The expression of my atheism has gone through a few changes in the four short years since I officially declared myself an atheist. In 2009, I was completely green to the atheist movement as it had come to be defined by authors such as Dawkins, Dennett, Harris, and Hitchens. I had not read any of their books. Most of my knowledge (and criticism) of religion came from my academic pursuit of it. I read authors like William James, Emile Durkheim, James Frazer, Sigmund Freud, Pascal Boyer, in an effort to understand the origins of religious belief. As I connected with other atheists online, I soon found out that apparently the only “proper” way to be an atheist was to be a rhetorically aggressive one who regularly challenged the faith and practices of religious believers.
I gave it a try. I set aside the one commandment I try my best to follow, don’t be an asshole, and I began attacking not only religious belief, but religious believers themselves. But here’s the thing: I don’t like being that person. It does not bring me joy to make personal attacks on a religious believer’s need to believe in something which gives them emotional comfort. Ad hominem attacks are not an ideal method to persuade a person into considering an opposing viewpoint. My goal is not to deconvert religious believers. My goal is to persuade them into thinking critically about the faith to which they adhere. In turn, it is my task to listen to their (hopefully) reasoned analysis and respond with further rational discourse. There is no reason why atheists and believers cannot discuss the merits and faults of religion without it degrading into a screaming match.
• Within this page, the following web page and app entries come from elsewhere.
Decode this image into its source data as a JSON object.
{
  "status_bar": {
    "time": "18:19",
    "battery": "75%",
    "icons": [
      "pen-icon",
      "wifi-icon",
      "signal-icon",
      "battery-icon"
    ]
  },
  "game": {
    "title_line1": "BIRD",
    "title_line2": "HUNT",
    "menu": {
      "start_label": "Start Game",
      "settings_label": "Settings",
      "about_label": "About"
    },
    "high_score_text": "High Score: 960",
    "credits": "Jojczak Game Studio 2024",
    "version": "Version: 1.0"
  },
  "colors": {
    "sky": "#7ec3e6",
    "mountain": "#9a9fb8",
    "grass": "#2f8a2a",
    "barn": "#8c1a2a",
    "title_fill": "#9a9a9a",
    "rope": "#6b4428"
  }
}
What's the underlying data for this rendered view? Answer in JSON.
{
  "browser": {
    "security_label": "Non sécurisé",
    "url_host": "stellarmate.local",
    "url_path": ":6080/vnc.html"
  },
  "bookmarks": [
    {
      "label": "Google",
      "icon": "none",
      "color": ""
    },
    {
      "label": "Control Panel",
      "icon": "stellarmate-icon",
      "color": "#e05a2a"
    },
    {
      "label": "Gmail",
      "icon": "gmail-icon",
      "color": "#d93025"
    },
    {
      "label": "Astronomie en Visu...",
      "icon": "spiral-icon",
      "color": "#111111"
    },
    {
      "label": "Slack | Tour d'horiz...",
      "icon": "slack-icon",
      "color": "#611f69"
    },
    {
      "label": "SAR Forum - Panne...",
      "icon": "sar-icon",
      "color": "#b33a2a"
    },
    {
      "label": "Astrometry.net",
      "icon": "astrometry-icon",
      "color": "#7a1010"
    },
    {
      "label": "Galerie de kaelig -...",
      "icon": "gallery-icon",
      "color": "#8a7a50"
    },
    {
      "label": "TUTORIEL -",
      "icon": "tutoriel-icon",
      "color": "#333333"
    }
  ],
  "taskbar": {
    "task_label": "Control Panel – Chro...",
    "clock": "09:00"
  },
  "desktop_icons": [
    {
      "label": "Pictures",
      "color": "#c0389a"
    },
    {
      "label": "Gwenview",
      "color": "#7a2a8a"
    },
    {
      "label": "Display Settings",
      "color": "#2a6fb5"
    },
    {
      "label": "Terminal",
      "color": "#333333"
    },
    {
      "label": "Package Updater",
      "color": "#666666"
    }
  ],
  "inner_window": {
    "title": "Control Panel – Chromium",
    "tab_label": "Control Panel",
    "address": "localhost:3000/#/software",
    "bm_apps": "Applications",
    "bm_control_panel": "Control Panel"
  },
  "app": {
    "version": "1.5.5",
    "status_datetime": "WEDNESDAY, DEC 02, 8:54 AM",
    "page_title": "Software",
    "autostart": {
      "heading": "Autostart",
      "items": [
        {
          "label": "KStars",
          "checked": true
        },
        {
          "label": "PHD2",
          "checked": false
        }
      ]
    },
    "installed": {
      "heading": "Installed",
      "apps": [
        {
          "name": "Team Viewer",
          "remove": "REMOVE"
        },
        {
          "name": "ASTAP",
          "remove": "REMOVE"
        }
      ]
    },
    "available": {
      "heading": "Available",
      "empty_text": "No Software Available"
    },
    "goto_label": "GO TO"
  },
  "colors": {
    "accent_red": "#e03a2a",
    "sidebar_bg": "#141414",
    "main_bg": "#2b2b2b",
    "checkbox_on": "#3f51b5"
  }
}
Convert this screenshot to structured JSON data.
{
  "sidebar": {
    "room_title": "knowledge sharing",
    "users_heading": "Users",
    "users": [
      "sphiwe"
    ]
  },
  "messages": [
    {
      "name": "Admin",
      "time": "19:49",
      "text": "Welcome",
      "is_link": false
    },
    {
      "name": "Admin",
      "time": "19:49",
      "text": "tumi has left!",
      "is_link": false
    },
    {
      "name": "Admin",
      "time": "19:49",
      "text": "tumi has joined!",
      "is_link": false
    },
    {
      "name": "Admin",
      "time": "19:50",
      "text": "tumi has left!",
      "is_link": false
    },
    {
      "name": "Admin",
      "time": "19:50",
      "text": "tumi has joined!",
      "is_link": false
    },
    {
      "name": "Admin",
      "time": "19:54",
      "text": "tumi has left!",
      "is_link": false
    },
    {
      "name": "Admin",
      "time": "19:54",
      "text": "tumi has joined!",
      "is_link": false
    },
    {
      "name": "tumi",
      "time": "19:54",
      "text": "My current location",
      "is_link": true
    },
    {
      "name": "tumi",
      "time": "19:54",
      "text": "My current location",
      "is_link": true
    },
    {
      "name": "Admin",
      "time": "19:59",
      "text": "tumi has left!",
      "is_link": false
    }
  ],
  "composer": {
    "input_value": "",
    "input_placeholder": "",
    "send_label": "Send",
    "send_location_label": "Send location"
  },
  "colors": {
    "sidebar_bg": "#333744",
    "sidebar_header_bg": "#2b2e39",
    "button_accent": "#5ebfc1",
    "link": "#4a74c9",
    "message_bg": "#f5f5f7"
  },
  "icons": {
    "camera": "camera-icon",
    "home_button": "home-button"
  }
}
The atheist movement itself on the other hand seems to have undergone a schism in which several camps under the banner of atheism do engage in screaming matches with each other as though there really was only one true way to be an atheist. One of the reasons why I enjoy calling myself an atheist is because there is no higher authority above me, be it man or god, defining the “proper” path of atheism. I do not interpret the tomes of Dawkins, Dennett, Harris, and Hitchens as though they were the atheist versions of Matthew, Mark, Luke, and John. Atheism is anarchic: without authority. I read what I read, and then I decide for myself what I choose to accept. The squabbles among many particularly vocal atheists online have disillusioned me to pretty much the entire atheist movement. If this is how atheists are going to behave, then I don’t want to be any part of it.
Martin Pribble, an Australian atheist writer, recently published a blog post titled “I Quit“, in which he explained why he is no longer choosing to call himself an atheist activist. He writes that “[r]eligion itself, by itself, is not what is harming us. What harms us is fanaticism, and fanaticism in any form tends to be come [sic] blinkered if left to its own.” It’s dishonest, if not downright malicious, for me as an atheist to make the claim to a religious believer that their belief alone makes them a bad person. I know far too many religious believers of all faiths who actively fight for human rights, secular values, equality and justice for all. To dismiss their contributions, and their humanity, just because they believe in something I don’t would make me an asshole, and I don’t want to be an asshole.
This does not mean that I will cease being critical of the religions religious believers practice. I am a religious scholar. I study the origins, development, and practices of the religions of the world. Doing this exposes me to ideas and evidence which challenges many theological claims religions profess, and I want to make light of these contradictions and find out how religious believers deal with them. I think it is in the best interest of all religious believers for them to study their faiths in an academic context because it offers useful historical and cultural insight into their religion.
Though I stand apart from the greater atheist movement, I remain an atheist. I still adhere to the position that there is no place for religion in politics or science, and I will continue to speak out against such incursions. I will still condemn those who justify oppression in the name of religion, and those who sanction violence in the name of faith. But no longer will I dismiss a potential ally in the causees of equality, justice, and secular values just because they are a religious believer. Of course, I still have my own principles to uphold as a nonbeliever, but I would much rather be inclusive than divisive. I may catch flak from other atheists for taking this position, but then I didn’t come out as an atheist to engage in groupthink.